Acupuncture is on point - Battle Creek VA Medical Center
Attention A T users. To access the menus on this page please perform the following steps. 1. Please switch auto forms mode to off. 2. Hit enter to expand a main menu option (Health, Benefits, etc). 3. To enter and activate the submenu links, hit the down arrow. You will now be able to tab or arrow up or down through the submenu options to access/activate the submenu links.

Battle Creek VA Medical Center


Acupuncture is on point

Acupuncture used to stimulate certain body parts

I’m happier, more motivated and I’ve slept better than I have in a long time, said Schroeder

By Battle Creek VAMC Public Affairs
Friday, July 30, 2021

Acupuncture is a technique in which practitioners stimulate specific points on the body by inserting thin needles through the skin. It has long been one of the practices used in traditional Chinese medicine and is now available to Veterans at the Benton Harbor Community-Based Outpatient Clinic in southwest Michigan.

Dr. Ali Hussain is a Family Medicine Physician who has been working at the Benton Harbor CBOC since January 2020.  He completed a nine-month acupuncture for physicians training program at Harvard Medical School in 2015 and has been practicing it ever since.  “Pain is only a part of what we treat here with acupuncture,” remarked Hussain. “We have Veterans who receive acupuncture treatments for Parkinsonian tremors, diabetic neuropathy, sinus allergies, and many other symptoms. We also have Veterans who come in for acupuncture just for their PTSD symptoms.”

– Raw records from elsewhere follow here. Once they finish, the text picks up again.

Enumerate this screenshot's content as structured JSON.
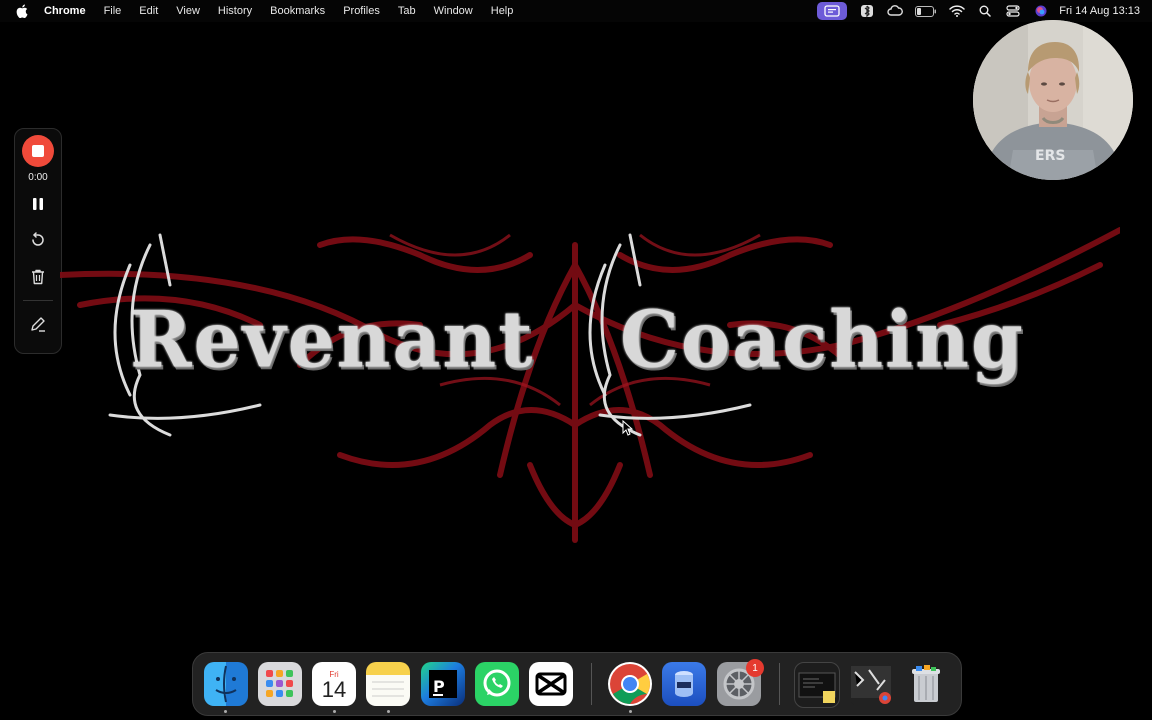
{
  "menubar": {
    "app_name": "Chrome",
    "items": [
      "File",
      "Edit",
      "View",
      "History",
      "Bookmarks",
      "Profiles",
      "Tab",
      "Window",
      "Help"
    ],
    "clock": "Fri 14 Aug  13:13",
    "status_icons": [
      "screen-record-icon",
      "bluetooth-icon",
      "creative-cloud-icon",
      "battery-icon",
      "wifi-icon",
      "spotlight-search-icon",
      "control-center-icon",
      "siri-icon"
    ]
  },
  "recorder": {
    "timer": "0:00",
    "tools": [
      "stop-record-button",
      "pause-icon",
      "restart-icon",
      "trash-icon",
      "pen-icon"
    ]
  },
  "logo": {
    "word1": "Revenant",
    "word2": "Coaching"
  },
  "dock": {
    "apps": [
      {
        "name": "finder",
        "running": true
      },
      {
        "name": "launchpad",
        "running": false
      },
      {
        "name": "calendar",
        "running": true,
        "day_label": "Fri",
        "date": "14"
      },
      {
        "name": "notes",
        "running": true
      },
      {
        "name": "pycharm",
        "running": false
      },
      {
        "name": "whatsapp",
        "running": false
      },
      {
        "name": "capcut",
        "running": false
      },
      {
        "name": "chrome",
        "running": true
      },
      {
        "name": "docker-desktop",
        "running": false
      },
      {
        "name": "system-settings",
        "running": false,
        "badge": "1"
      },
      {
        "name": "recent-window-1",
        "running": false
      },
      {
        "name": "recent-window-2",
        "running": false
      },
      {
        "name": "trash",
        "running": false
      }
    ]
  },
  "colors": {
    "background": "#000000",
    "record_red": "#f04a3a",
    "menubar_accent": "#6d5bd8",
    "logo_red": "#8a0f16",
    "logo_white": "#d8d8d8"
  }
}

Vietnam-era Veteran, Terry Schroeder, has struggled with pain, substance-abuse, and PTSD symptoms for decades.  He sought help through PT, rehabilitation, and pharmaceutical treatments, but still struggled.  He came in for routine treatment, and Dr. Hussain offered an alternative.  “I’ve been a student of martial arts, and I was completely comfortable with trying acupuncture,” said Schroeder.  “I started this as a four-session trial, and after three sessions, my shoulder pain is lower, and the tremors in my right hand have slowed. I’m happier, more motivated and I’ve slept better than I have in a long time.” Schroeder is continuing his other routine treatment but hopes to add monthly acupuncture to his regimen.

VA is at the forefront of acupuncture therapy in the US. VHA research and treatment using acupuncture has advanced rapidly in the last decade.  In 2015, VHA partnered with the Department of Defense to train practitioners in an auricular protocol known as Battlefield Acupuncture (BFA) for the treatment of pain. BFA training has been offered to VHA providers at nationwide, and today, over 88% of VHA facilities offer acupuncture in some form to Veterans in addition to their traditional treatment.

However, not every facility has a fully licensed acupuncturist on staff.  “We’re lucky to have Dr. Hussain on staff said head nurse Michelle Payne, “Some of us have been trained in BFA, but our Veterans have found a trusted provider in Dr. Hussain.”  “Acupuncture has been a Godsend for me,” Said Joseph King, a Veteran who struggles with TBI-related migraines.  “I depended heavily on medications, which put me in a fog.  Dr. Hussain challenged me to try acupuncture, and now I rarely require my medications.  I really feel like a new person.”

Acupuncture has been listed as one of the Complimentary and Integrated Health (CIH) approaches to basic care, which means that Veterans can be referred through private practices in the community care network.  But Veterans in Benton Harbor don’t have to go beyond their own CBOC.   Dr. Hussain hopes to expand these offerings as well as other non-pharmaceutical pain management offerings to every CBOC in southwest Michigan.  Until then, Benton Harbor will remain “on point” with this treatment.


Get Updates

Subscribe to Receive
Email Updates